We have “record what you hear” on Windows and on macOS you set up an audio output device. We have a tutorial on how to do it in the game. But essentially use whatever program you're comfortable with whether it's Ableton, Logic, or Pro Tools and you route that audio to Consortya and broadcast it. We also support the open source program called Mixxs which has a built in Netcast feature, which if you're spinning tracks is how you do it in there.
MMORPG: How do the MMORPG elements come into play?
Andy: The MMORPG elements come into play, well we'll talk about them separately. So the MMO elements come into play the second you join in. If you're in the concert you're with a bunch of people online chatting doing whatever you want. That's where you're starting to group. You'll make friends hopefully in the concert due to some activities we have that just sort of naturally get people interacting with each other.
Then you go out and do the RPG elements where you're leveling up, getting new clothing to inspire your character, really developing your brand of what your Balancer, we call them, is. That's based on what shows you attend, what kind of crafting components you tend to want to use and what things you enjoy doing in the game.
MMORPG: How long has Consortya been in development? How much longer do you anticipate you need before either an early access or full release?
Andy: So when I had the idea that was my first year in grad school which was 2011. And we entered a competition that year for entrepreneurship and we used Consortya for that. So we were developing it that year. But, we were all really new so didn't make too much progress because it was just kind of a school project.
Then the following years, I started working on it more and more. And when I graduated I spent lots of nights and weekends working on it and kind of always just thought oh it will just be this concert venue.
And, then the past 2 years I've actually been working on it under Moonlight Games' moniker at least 2 days a week. Which has been really incredible and that's why so many things have changed over the past 2 years compared to the 3 or 4 years before that.
And at the rate we're going, within one more year after we fund on Kickstarter, we should have a fully baked version of the game for people to use. Which will be an early access release candidate.
And we hope to continue development for years after: expanding the universe of Consortya, adding more quest lines and really getting an amazing pipeline of how we bring artists in to perform and let people have fun.
MMORPG: You are planning to launch a KickStarter soon.
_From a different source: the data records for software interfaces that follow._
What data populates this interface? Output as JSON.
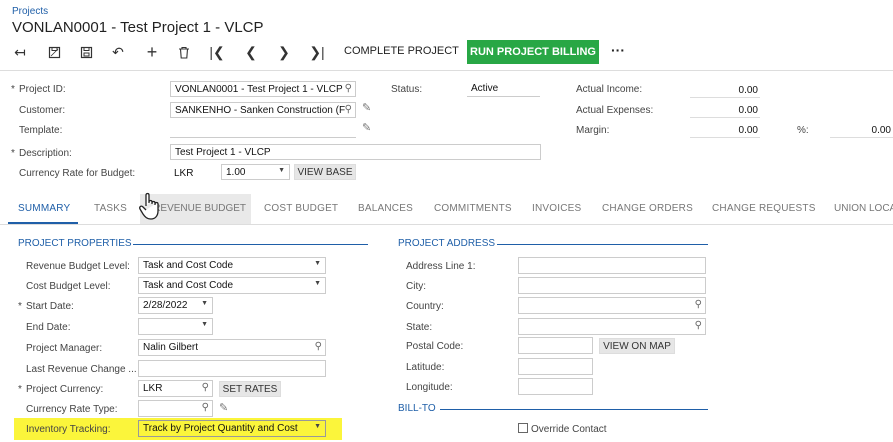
{
  "breadcrumb": "Projects",
  "page_title": "VONLAN0001 - Test Project 1 - VLCP",
  "toolbar": {
    "complete_project": "COMPLETE PROJECT",
    "run_project_billing": "RUN PROJECT BILLING",
    "more": "···"
  },
  "header": {
    "project_id_label": "Project ID:",
    "project_id_value": "VONLAN0001 - Test Project 1 - VLCP",
    "customer_label": "Customer:",
    "customer_value": "SANKENHO - Sanken Construction (F",
    "template_label": "Template:",
    "template_value": "",
    "description_label": "Description:",
    "description_value": "Test Project 1 - VLCP",
    "currency_rate_label": "Currency Rate for Budget:",
    "currency_code": "LKR",
    "currency_rate": "1.00",
    "view_base": "VIEW BASE",
    "status_label": "Status:",
    "status_value": "Active",
    "actual_income_label": "Actual Income:",
    "actual_income_value": "0.00",
    "actual_expenses_label": "Actual Expenses:",
    "actual_expenses_value": "0.00",
    "margin_label": "Margin:",
    "margin_value": "0.00",
    "pct_label": "%:",
    "pct_value": "0.00"
  },
  "tabs": [
    {
      "label": "SUMMARY"
    },
    {
      "label": "TASKS"
    },
    {
      "label": "REVENUE BUDGET"
    },
    {
      "label": "COST BUDGET"
    },
    {
      "label": "BALANCES"
    },
    {
      "label": "COMMITMENTS"
    },
    {
      "label": "INVOICES"
    },
    {
      "label": "CHANGE ORDERS"
    },
    {
      "label": "CHANGE REQUESTS"
    },
    {
      "label": "UNION LOCA"
    }
  ],
  "project_properties": {
    "header": "PROJECT PROPERTIES",
    "revenue_budget_level_label": "Revenue Budget Level:",
    "revenue_budget_level_value": "Task and Cost Code",
    "cost_budget_level_label": "Cost Budget Level:",
    "cost_budget_level_value": "Task and Cost Code",
    "start_date_label": "Start Date:",
    "start_date_value": "2/28/2022",
    "end_date_label": "End Date:",
    "end_date_value": "",
    "project_manager_label": "Project Manager:",
    "project_manager_value": "Nalin Gilbert",
    "last_revenue_change_label": "Last Revenue Change ...",
    "last_revenue_change_value": "",
    "project_currency_label": "Project Currency:",
    "project_currency_value": "LKR",
    "set_rates": "SET RATES",
    "currency_rate_type_label": "Currency Rate Type:",
    "currency_rate_type_value": "",
    "inventory_tracking_label": "Inventory Tracking:",
    "inventory_tracking_value": "Track by Project Quantity and Cost"
  },
  "project_address": {
    "header": "PROJECT ADDRESS",
    "address_line1_label": "Address Line 1:",
    "city_label": "City:",
    "country_label": "Country:",
    "state_label": "State:",
    "postal_code_label": "Postal Code:",
    "view_on_map": "VIEW ON MAP",
    "latitude_label": "Latitude:",
    "longitude_label": "Longitude:"
  },
  "bill_to": {
    "header": "BILL-TO",
    "override_contact": "Override Contact"
  },
  "colors": {
    "accent": "#1f5fa8",
    "primary_button": "#28a745",
    "highlight": "#fbf53b"
  }
}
Do you have a date already targeted? How much are you hoping to earn?
Andy: We're definitely planning to launch it soon, as soon as this coming Tuesday, February 27th at 11 AM Central Time. That's the targeted date. We are looking to raise $24,226 which is a pretty precise number, but it's just based on what we need to get legal, art, and engineering all put together. Obviously that just helps because I'm also working and putting all of my savings and extra money into it. It's not a very exact science to come up with the number of what you need, but it's based on contractor rates and needs, and I wish I had an even better way to come up with the goal. If you have any resources, definitely let me know.
MMORPG: Anything else you’d like to add?
Andy: We're excited about this, and we think it's one of the most novel MMOs to come out in the last few years. And, even after working on the game for so many years and being so excited about it, we're still finding new things to tackle, new challenges to take on to try and make it even more fun. And, felt really validated when I read the book Ready Player One and saw that they had all kinds of... from bars and concert halls and questing and all these things with this whole separate world that they had in there. It really validated my idea that different kinds of people can go into the same experience and find their own purpose.